When we read through the Gospel accounts of the Passion, Death, and Resurrection of Our Lord, we are often left saying the words of the Centurion, “Truly this man was the Son of God.” In fact, we are so moved by the accounts that we feel anyone who hears them will instantly convert. Yet we know, all too well, that there are many who still do not believe.
This might seem disheartening at times, but it really shouldn’t surprise us. Why? Well, first, consider that those closest to Christ, His disciples, regard Mary Magdalene’s news of His Resurrection as “nonsense” (Luke 24:11) or hard to believe (Mk 16:11). In fact, when two of the disciples meet Christ on the road to Emmaus, He has to explain to them that, yes, in fact, He is the Messiah foretold by the prophets (Lk 24:25-6).
The term “Doubting Thomas” is so entrenched in our everyday speech, that we forget the rest of the Apostles were hesitant to believe the Resurrection had happened until He appeared to them (Mk 16:14). These were men who had heard almost every word and witnessed almost every action of Our Lord during His public ministry, and yet they were just as skeptical as everyone else that this man was truly the Son of God.
We can see ourselves in these men, cowering in a locked room for fear of the Sanhedrin, perhaps tempted to doubt the Truth of Christ. These men would later preach to huge crowds, travel thousands of miles, and proclaim the Gospel with their last breath; but right after the Passion, they were scared and afraid to face the world. Perhaps one or more of them even felt forsaken by Christ, who died and left them alone. And, looking at my own life, I know that I have been in that locked room, too.

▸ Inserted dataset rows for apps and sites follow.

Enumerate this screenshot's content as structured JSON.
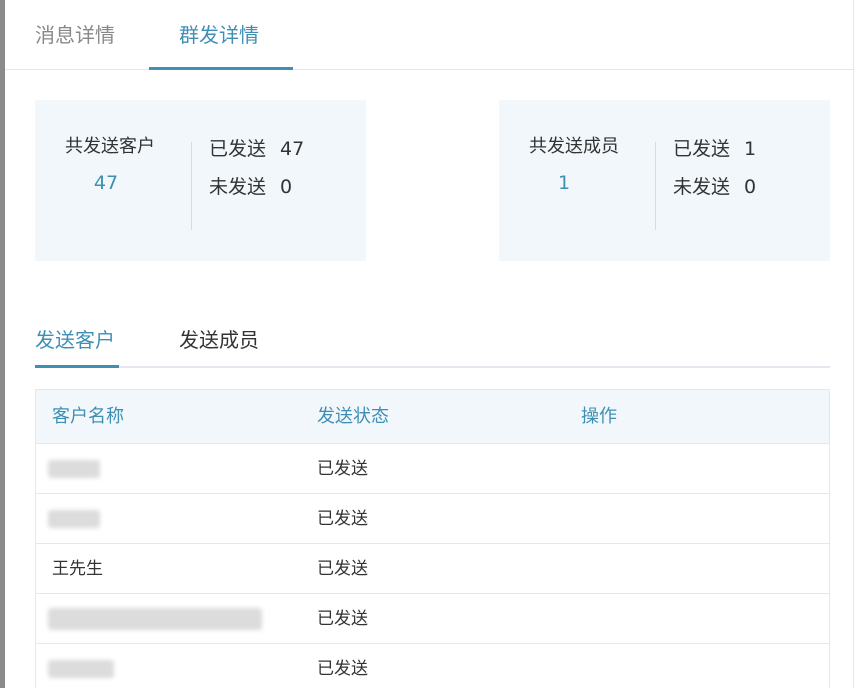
{
  "tabs": [
    {
      "label": "消息详情"
    },
    {
      "label": "群发详情"
    }
  ],
  "summary_customers": {
    "title": "共发送客户",
    "total": "47",
    "sent_label": "已发送",
    "sent_value": "47",
    "unsent_label": "未发送",
    "unsent_value": "0"
  },
  "summary_members": {
    "title": "共发送成员",
    "total": "1",
    "sent_label": "已发送",
    "sent_value": "1",
    "unsent_label": "未发送",
    "unsent_value": "0"
  },
  "sub_tabs": [
    {
      "label": "发送客户"
    },
    {
      "label": "发送成员"
    }
  ],
  "table": {
    "headers": [
      "客户名称",
      "发送状态",
      "操作"
    ],
    "rows": [
      {
        "name": "",
        "status": "已发送"
      },
      {
        "name": "",
        "status": "已发送"
      },
      {
        "name": "王先生",
        "status": "已发送"
      },
      {
        "name": "",
        "status": "已发送"
      },
      {
        "name": "",
        "status": "已发送"
      }
    ]
  },
  "colors": {
    "accent": "#3f8fb5",
    "panel_bg": "#f1f7fa",
    "border": "#e4e7ed"
  }
}
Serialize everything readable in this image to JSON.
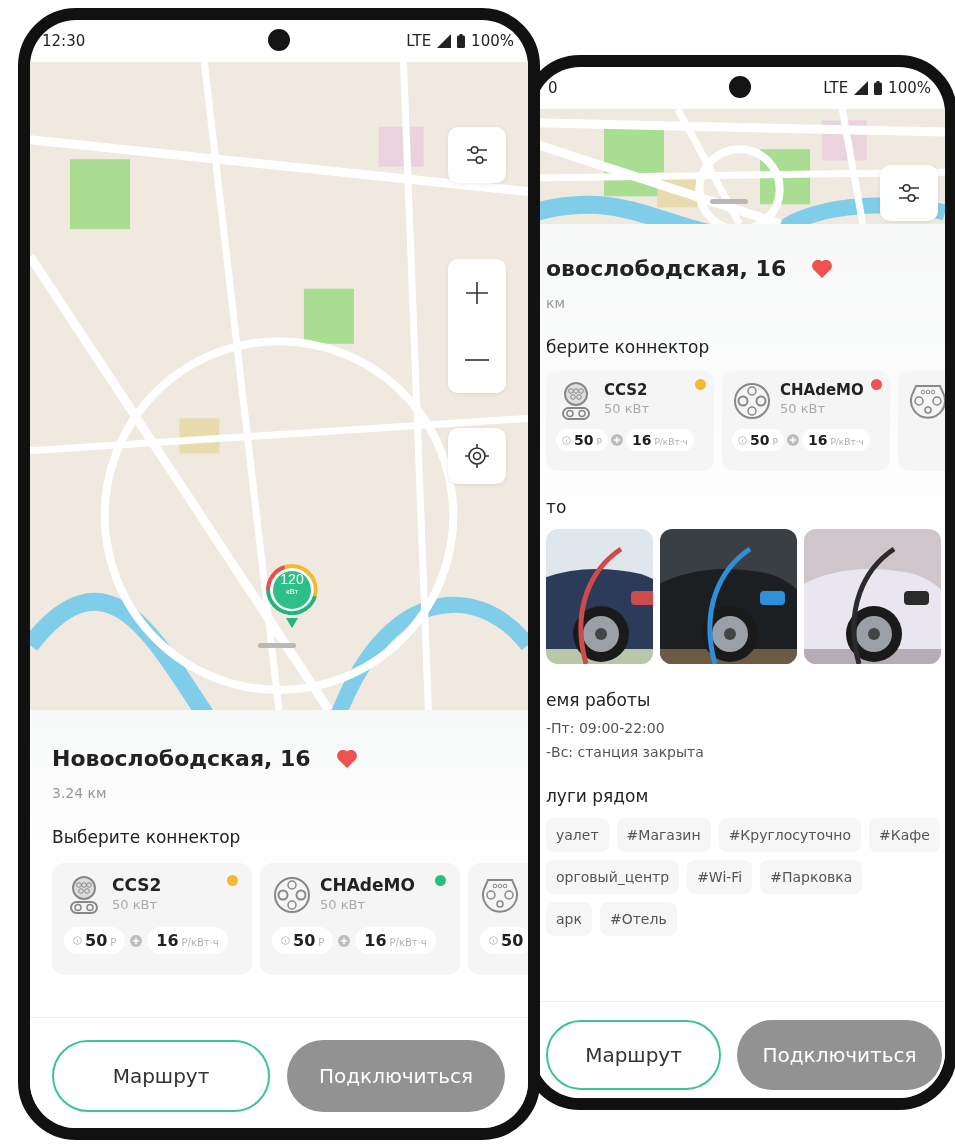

Hearing the world assault Catholic doctrine, distort the words of the Holy Father, and fight any and all attempts to save the unborn, it can be difficult to proclaim the Truth. It is in these moments, when we feel alone and afraid, that the Devil likes to tempt us to forsake the Truth and become like the world. It is in these moments, too, that we might feel forsaken by God, left to fight the good fight all by ourselves.
However, Christ continues to appear to us in the Blessed Sacrament to comfort and sustain us. He unites us in His Church so that we need not fight against sin and evil alone. He speaks to us through the Scriptures to remind us that “In the world you will have trouble, but take courage, I have conquered the world” (Jn 16:33).